(Excerpts from an interface dataset)
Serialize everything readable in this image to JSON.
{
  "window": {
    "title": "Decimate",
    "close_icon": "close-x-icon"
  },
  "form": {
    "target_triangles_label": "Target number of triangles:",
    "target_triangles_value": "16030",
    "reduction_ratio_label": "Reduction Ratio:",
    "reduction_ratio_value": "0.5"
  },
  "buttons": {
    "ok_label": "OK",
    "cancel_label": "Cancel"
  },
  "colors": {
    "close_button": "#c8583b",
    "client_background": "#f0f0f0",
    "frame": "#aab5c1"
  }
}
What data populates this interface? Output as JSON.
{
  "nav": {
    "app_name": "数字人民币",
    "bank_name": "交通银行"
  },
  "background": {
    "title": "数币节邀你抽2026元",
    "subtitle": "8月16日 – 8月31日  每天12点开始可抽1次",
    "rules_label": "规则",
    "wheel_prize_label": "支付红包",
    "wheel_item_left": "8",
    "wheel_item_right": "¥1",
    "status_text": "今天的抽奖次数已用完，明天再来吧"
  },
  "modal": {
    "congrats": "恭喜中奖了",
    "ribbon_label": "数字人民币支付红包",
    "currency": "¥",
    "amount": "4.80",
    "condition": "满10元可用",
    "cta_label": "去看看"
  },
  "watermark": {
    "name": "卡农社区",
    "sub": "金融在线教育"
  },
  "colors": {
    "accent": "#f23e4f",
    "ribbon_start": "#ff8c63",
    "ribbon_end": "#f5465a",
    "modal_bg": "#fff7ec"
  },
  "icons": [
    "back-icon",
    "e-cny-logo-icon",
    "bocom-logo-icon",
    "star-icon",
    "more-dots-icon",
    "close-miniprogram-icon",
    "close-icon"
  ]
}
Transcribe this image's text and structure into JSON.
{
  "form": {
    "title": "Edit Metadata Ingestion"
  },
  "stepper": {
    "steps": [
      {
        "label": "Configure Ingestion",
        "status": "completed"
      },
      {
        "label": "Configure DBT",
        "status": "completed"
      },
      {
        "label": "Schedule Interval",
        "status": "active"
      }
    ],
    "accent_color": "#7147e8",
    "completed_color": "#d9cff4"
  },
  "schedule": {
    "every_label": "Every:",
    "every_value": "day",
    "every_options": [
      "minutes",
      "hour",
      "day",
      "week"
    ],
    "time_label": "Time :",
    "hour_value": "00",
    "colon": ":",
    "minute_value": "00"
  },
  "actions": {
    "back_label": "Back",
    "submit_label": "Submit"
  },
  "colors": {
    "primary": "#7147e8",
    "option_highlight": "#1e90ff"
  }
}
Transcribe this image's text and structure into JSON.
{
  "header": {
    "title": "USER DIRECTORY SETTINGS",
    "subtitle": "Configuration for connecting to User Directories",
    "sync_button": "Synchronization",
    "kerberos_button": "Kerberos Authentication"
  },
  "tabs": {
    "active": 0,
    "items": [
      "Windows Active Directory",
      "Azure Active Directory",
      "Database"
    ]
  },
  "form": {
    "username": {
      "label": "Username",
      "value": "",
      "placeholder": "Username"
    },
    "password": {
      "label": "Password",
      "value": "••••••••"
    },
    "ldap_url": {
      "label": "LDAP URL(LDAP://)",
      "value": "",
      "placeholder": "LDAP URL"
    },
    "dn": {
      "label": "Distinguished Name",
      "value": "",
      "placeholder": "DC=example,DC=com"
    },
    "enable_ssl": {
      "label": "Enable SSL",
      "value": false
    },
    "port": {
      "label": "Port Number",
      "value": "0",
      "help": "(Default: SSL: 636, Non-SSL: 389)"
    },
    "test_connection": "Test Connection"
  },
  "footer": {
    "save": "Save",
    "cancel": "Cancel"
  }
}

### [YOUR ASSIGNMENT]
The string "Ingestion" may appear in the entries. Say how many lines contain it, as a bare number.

### [RESULT OF THIS TASK]
2